Kenya Power should reduce its dollar loans


Kenya Power workers at work along Nyerere Avenue in Mombasa. FILE PHOTO | KEVIN ODIT | NMG

Kenya Power’s decision to renegotiate the terms of a part of its US dollar loans will help alleviate its cash flow pressure in the short term.

The company should, however, treat this as the first step to reducing its foreign currency borrowings in general.

This is particularly urgent in the current context where the Kenyan shilling is losing ground against major world currencies, inflating debt service costs for companies with foreign debt.

In the case of Kenya Power, higher finance costs hurt the company as well as consumers of electricity whose bills are adjusted to take into account the effect of the negative currency movements.

Forex costs are currently the largest components in electricity bills among the variable charges paid by customers ahead of inflation adjustment. The utility says it is close to completing the renegotiation of the terms of Sh6 billion worth of two dollar-denominated loans.

Kenya Power did not specify the lenders it has approached to modify the loans but it has three major creditors that provided it with dollar-denominated facilities.

The company’s biggest dollar-denominated loan is a Sh23.01 billion facility owed to Standard Chartered Bank, whose maturity date is June 2026. It has an interest rate based on the Libor plus a 4.15 percent margin.

Kenya Power is in a capital-intensive business and will continue using debt. Most of the foreign currency loans were sourced when the shilling was fairly stable and hence did not pose a major debt service risk.
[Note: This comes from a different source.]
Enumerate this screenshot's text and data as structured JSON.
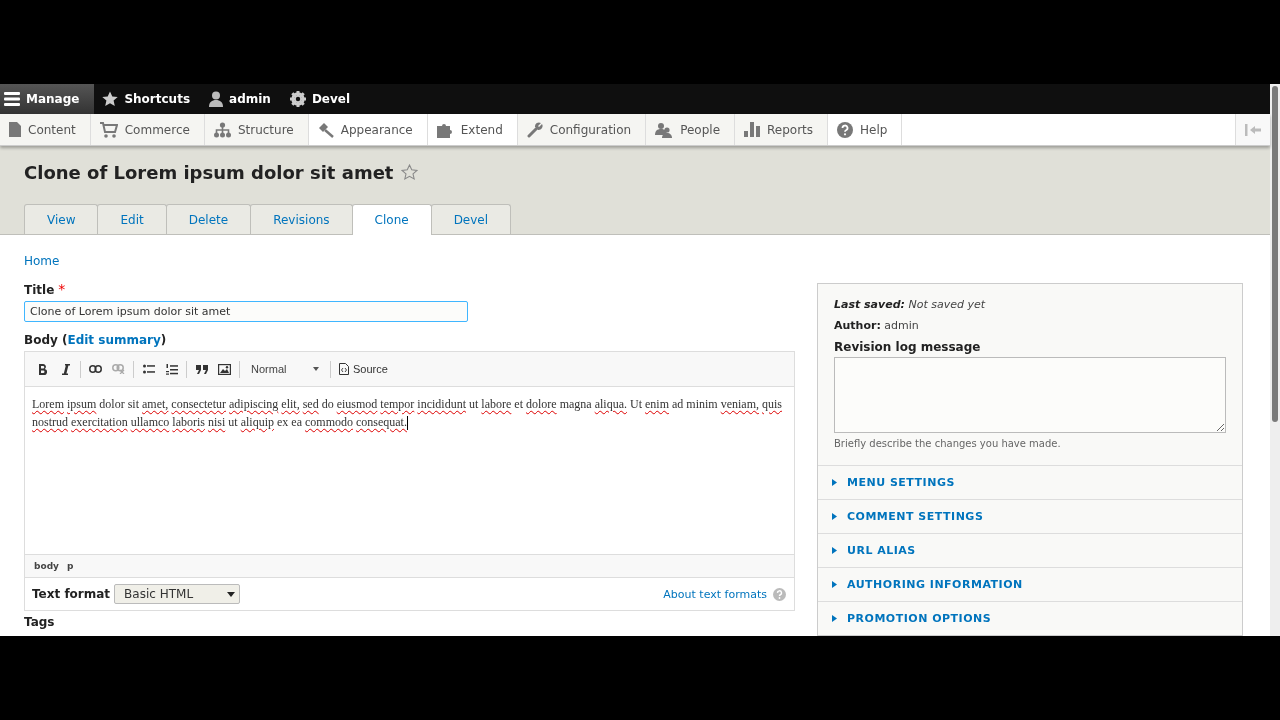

It is now time to significantly raise the component of shilling loans.